BY HANNAH STAPLETON, GRACE ATTENDER
I grew up with an abusive parent. The majority of my memories with my dad involve someone getting screamed at (either me, my siblings, or my mom), being afraid, feeling not good enough, not feeling loved or safe. I didn’t call it abuse for a long time. I just thought my dad and I didn’t have a good relationship. When I went to college, I remember calling my mom frantic about what would happen if my dad found out I wasn’t going to take the math class he wanted me to take, or begging her not to tell him if I got a C. I started going to therapy in college and that was when I began to acquire the vocabulary to describe my home life: trauma, emotional and verbal abuse, narcissism.

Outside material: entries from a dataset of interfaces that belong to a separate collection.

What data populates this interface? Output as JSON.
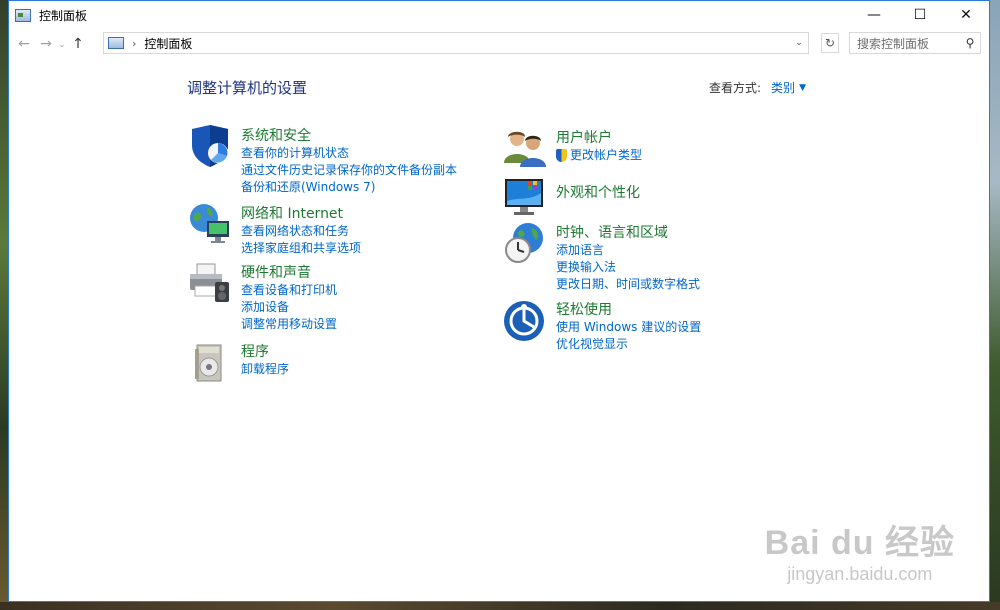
{
  "window": {
    "title": "控制面板",
    "controls": {
      "minimize": "—",
      "maximize": "☐",
      "close": "✕"
    }
  },
  "nav": {
    "back": "←",
    "forward": "→",
    "recent": "⌄",
    "up": "↑",
    "breadcrumb": "控制面板",
    "search_placeholder": "搜索控制面板"
  },
  "header": {
    "title": "调整计算机的设置",
    "view_by_label": "查看方式:",
    "view_by_value": "类别"
  },
  "categories": [
    {
      "title": "系统和安全",
      "icon": "shield-icon",
      "links": [
        "查看你的计算机状态",
        "通过文件历史记录保存你的文件备份副本",
        "备份和还原(Windows 7)"
      ]
    },
    {
      "title": "网络和 Internet",
      "icon": "network-globe-icon",
      "links": [
        "查看网络状态和任务",
        "选择家庭组和共享选项"
      ]
    },
    {
      "title": "硬件和声音",
      "icon": "printer-icon",
      "links": [
        "查看设备和打印机",
        "添加设备",
        "调整常用移动设置"
      ]
    },
    {
      "title": "程序",
      "icon": "programs-icon",
      "links": [
        "卸载程序"
      ]
    },
    {
      "title": "用户帐户",
      "icon": "users-icon",
      "links": [
        "更改帐户类型"
      ]
    },
    {
      "title": "外观和个性化",
      "icon": "monitor-icon",
      "links": []
    },
    {
      "title": "时钟、语言和区域",
      "icon": "clock-globe-icon",
      "links": [
        "添加语言",
        "更换输入法",
        "更改日期、时间或数字格式"
      ]
    },
    {
      "title": "轻松使用",
      "icon": "ease-of-access-icon",
      "links": [
        "使用 Windows 建议的设置",
        "优化视觉显示"
      ]
    }
  ],
  "watermark": {
    "logo": "Bai du 经验",
    "url": "jingyan.baidu.com"
  },
  "colors": {
    "link": "#0066cc",
    "category": "#1e7a32",
    "heading": "#1e3287"
  }
}
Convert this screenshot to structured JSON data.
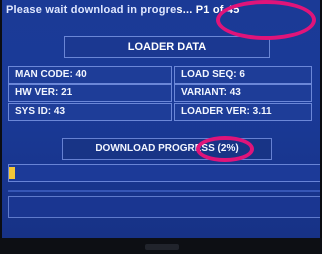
{
  "status": {
    "message": "Please wait download in progre",
    "ellipsis": "s... P1 of 45"
  },
  "title": "LOADER DATA",
  "fields": {
    "man_code": "MAN CODE: 40",
    "load_seq": "LOAD SEQ: 6",
    "hw_ver": "HW VER: 21",
    "variant": "VARIANT: 43",
    "sys_id": "SYS ID: 43",
    "loader_ver": "LOADER VER: 3.11"
  },
  "progress": {
    "label": "DOWNLOAD PROGRESS",
    "percent_text": "(2%)",
    "fraction": 0.02
  },
  "colors": {
    "screen": "#1b3a96",
    "bar_fill": "#f3c637",
    "highlight_circle": "#e0147a"
  }
}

It was also while I was in college that I met the man who is now my husband. Friends, I can’t begin to tell you how quickly his family took me in and loved me as their own. And not in that obligatory way, either. His dad would take me out to breakfast, just the two of us, and his mom and I would swap our favorite book titles while drinking coffee and loving on their cats.
And in 2017, when my husband (boyfriend at the time) was studying abroad overseas and I was beginning to realize that I would have to confront my dad about the ways he abused me and made me feel over the course of my life, his parents gave me ground to stand on. They spoke holy words of love and life into me. They were in my corner.

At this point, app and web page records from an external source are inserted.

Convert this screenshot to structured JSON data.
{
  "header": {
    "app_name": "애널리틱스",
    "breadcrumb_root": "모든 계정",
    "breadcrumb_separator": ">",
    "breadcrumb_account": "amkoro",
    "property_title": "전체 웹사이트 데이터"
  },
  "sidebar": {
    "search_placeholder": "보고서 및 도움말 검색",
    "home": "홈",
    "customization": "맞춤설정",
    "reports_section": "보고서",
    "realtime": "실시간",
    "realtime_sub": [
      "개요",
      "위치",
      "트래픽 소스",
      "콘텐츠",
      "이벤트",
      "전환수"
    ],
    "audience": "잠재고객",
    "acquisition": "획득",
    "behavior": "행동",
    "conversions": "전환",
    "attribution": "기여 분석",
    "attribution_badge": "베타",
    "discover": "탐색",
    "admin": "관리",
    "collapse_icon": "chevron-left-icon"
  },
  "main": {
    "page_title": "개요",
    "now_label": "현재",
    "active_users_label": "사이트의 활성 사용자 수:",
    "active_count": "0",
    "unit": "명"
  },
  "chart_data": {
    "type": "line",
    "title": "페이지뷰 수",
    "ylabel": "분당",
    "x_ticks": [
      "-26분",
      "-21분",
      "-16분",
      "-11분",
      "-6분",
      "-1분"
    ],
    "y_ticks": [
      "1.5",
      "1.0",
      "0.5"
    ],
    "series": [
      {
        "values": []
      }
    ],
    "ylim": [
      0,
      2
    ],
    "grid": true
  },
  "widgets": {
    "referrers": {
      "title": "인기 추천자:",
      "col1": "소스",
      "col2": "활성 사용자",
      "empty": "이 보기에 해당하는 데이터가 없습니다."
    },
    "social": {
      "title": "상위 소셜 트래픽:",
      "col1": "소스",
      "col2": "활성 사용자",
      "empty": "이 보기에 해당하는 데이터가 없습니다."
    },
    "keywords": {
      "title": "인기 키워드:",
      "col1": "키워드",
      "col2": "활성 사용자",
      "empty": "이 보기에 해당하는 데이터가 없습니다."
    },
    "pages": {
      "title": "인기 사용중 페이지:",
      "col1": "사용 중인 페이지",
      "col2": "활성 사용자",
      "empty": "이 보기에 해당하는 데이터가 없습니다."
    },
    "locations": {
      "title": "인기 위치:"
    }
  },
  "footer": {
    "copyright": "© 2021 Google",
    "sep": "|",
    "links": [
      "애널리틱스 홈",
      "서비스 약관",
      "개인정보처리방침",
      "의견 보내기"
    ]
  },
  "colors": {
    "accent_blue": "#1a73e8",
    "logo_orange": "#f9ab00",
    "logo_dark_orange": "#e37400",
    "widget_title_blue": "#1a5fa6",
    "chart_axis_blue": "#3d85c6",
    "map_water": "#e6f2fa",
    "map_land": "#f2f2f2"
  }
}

Long before my husband and I got married and they became my family through law, they were my heart-family.
For a long, long time, I thought that family was just the people that were related to you by blood. We used to always say “You can choose your friends, but you can’t choose your family!” I grew up with the idea that family is just thrust upon you and there’s nothing you can do about it, even if parts of that family hurt you.
I look back now, and I know with every part of me that’s not what Jesus wanted. Romans 8:15 is one of my absolute favorite verses: “So you have not received a spirit that makes you fearful slaves. Instead, you received God’s Spirit when he adopted you as his own children. Now we call him, ‘Abba, Father.’” My dad, my earthly father, instilled a spirit of fear. But Jesus adopted me. Jesus said, “No. Call me Father instead. Let me love you. You are mine.

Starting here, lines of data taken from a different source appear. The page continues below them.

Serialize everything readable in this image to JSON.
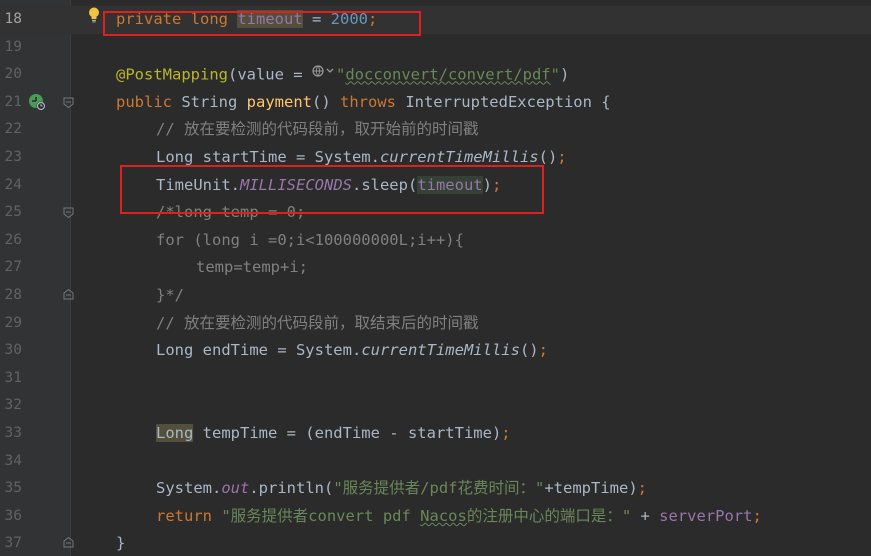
{
  "editor": {
    "lines": [
      {
        "num": "18",
        "current": true
      },
      {
        "num": "19"
      },
      {
        "num": "20"
      },
      {
        "num": "21"
      },
      {
        "num": "22"
      },
      {
        "num": "23"
      },
      {
        "num": "24"
      },
      {
        "num": "25"
      },
      {
        "num": "26"
      },
      {
        "num": "27"
      },
      {
        "num": "28"
      },
      {
        "num": "29"
      },
      {
        "num": "30"
      },
      {
        "num": "31"
      },
      {
        "num": "32"
      },
      {
        "num": "33"
      },
      {
        "num": "34"
      },
      {
        "num": "35"
      },
      {
        "num": "36"
      },
      {
        "num": "37"
      }
    ],
    "tokens": {
      "l18_private": "private",
      "l18_long": "long",
      "l18_timeout": "timeout",
      "l18_eq": " = ",
      "l18_value": "2000",
      "l18_semi": ";",
      "l20_ann": "@PostMapping",
      "l20_open": "(value = ",
      "l20_str_q": "\"",
      "l20_str": "docconvert/convert/pdf",
      "l20_str_q2": "\"",
      "l20_close": ")",
      "l21_public": "public",
      "l21_type": " String ",
      "l21_name": "payment",
      "l21_parens": "() ",
      "l21_throws": "throws",
      "l21_exc": " InterruptedException {",
      "l22_comment": "// 放在要检测的代码段前，取开始前的时间戳",
      "l23_a": "Long startTime = System.",
      "l23_b": "currentTimeMillis",
      "l23_c": "()",
      "l23_semi": ";",
      "l24_a": "TimeUnit.",
      "l24_b": "MILLISECONDS",
      "l24_c": ".sleep(",
      "l24_d": "timeout",
      "l24_e": ")",
      "l24_semi": ";",
      "l25": "/*long temp = 0;",
      "l26": "for (long i =0;i<100000000L;i++){",
      "l27": "temp=temp+i;",
      "l28": "}*/",
      "l29_comment": "// 放在要检测的代码段前，取结束后的时间戳",
      "l30_a": "Long endTime = System.",
      "l30_b": "currentTimeMillis",
      "l30_c": "()",
      "l30_semi": ";",
      "l33_a": "Long",
      "l33_b": " tempTime = (endTime - startTime)",
      "l33_semi": ";",
      "l35_a": "System.",
      "l35_b": "out",
      "l35_c": ".println(",
      "l35_str": "\"服务提供者/pdf花费时间：\"",
      "l35_d": "+tempTime)",
      "l35_semi": ";",
      "l36_return": "return ",
      "l36_str1": "\"服务提供者convert pdf ",
      "l36_nacos": "Nacos",
      "l36_str2": "的注册中心的端口是：\"",
      "l36_plus": " + ",
      "l36_port": "serverPort",
      "l36_semi": ";",
      "l37": "}"
    }
  },
  "colors": {
    "background": "#2b2b2b",
    "keyword": "#cc7832",
    "annotation": "#bbb529",
    "string": "#6a8759",
    "number": "#6897bb",
    "comment": "#808080",
    "field": "#9876aa",
    "method": "#ffc66d",
    "highlight_box": "#e0201e"
  },
  "icons": [
    "intention-bulb-icon",
    "run-gutter-icon",
    "fold-icon",
    "globe-hint-icon"
  ]
}
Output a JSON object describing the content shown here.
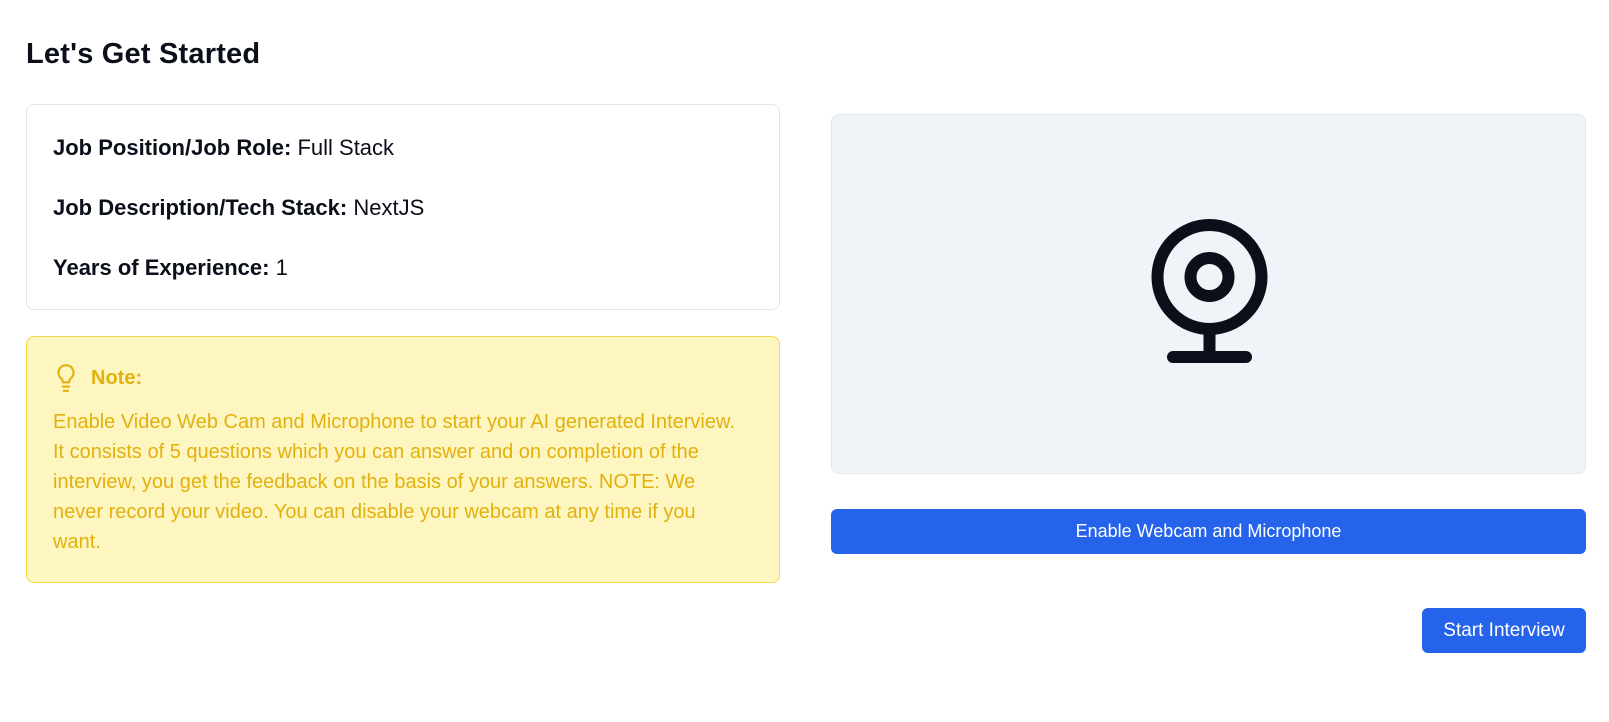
{
  "page": {
    "title": "Let's Get Started"
  },
  "job_details": {
    "position_label": "Job Position/Job Role:",
    "position_value": "Full Stack",
    "description_label": "Job Description/Tech Stack:",
    "description_value": "NextJS",
    "experience_label": "Years of Experience:",
    "experience_value": "1"
  },
  "note": {
    "icon": "lightbulb-icon",
    "title": "Note:",
    "body": "Enable Video Web Cam and Microphone to start your AI generated Interview. It consists of 5 questions which you can answer and on completion of the interview, you get the feedback on the basis of your answers. NOTE: We never record your video. You can disable your webcam at any time if you want."
  },
  "webcam": {
    "icon": "webcam-icon",
    "enable_button_label": "Enable Webcam and Microphone"
  },
  "actions": {
    "start_interview_label": "Start Interview"
  },
  "colors": {
    "primary": "#2563eb",
    "note_background": "#fef6c1",
    "note_text": "#e3b10d",
    "panel_background": "#f0f3f8"
  }
}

Family can be really hard. Maybe your family is hard and complicated like mine is. I have a husband who is strong, kind, and overflowing with grace and patience. I have two moms, one by blood and one by law, that I love desperately. I have a dad who teases me and teaches me new things. I have four sisters and one brother, who are all unique and delightful. I have one (soon to be two!) nieces that I adore. I have a man who calls himself my dad that I don’t have a relationship with right now.
And I have all of you, Grace Church. “You are members of God’s family. Together, we are his house, built on the foundation of the apostles and the prophets. And the cornerstone is Christ Jesus himself.” (Ephesians 2:19-20). If you aren’t sure what your family looks like, look around you. Your church has got you. We will fight for you and speak holy words of love and life into you.
We sit in your corner. Jesus is sitting in your corner.
We’re your heart-family. And you are mine.
See a sermon about unity here
and our family series here.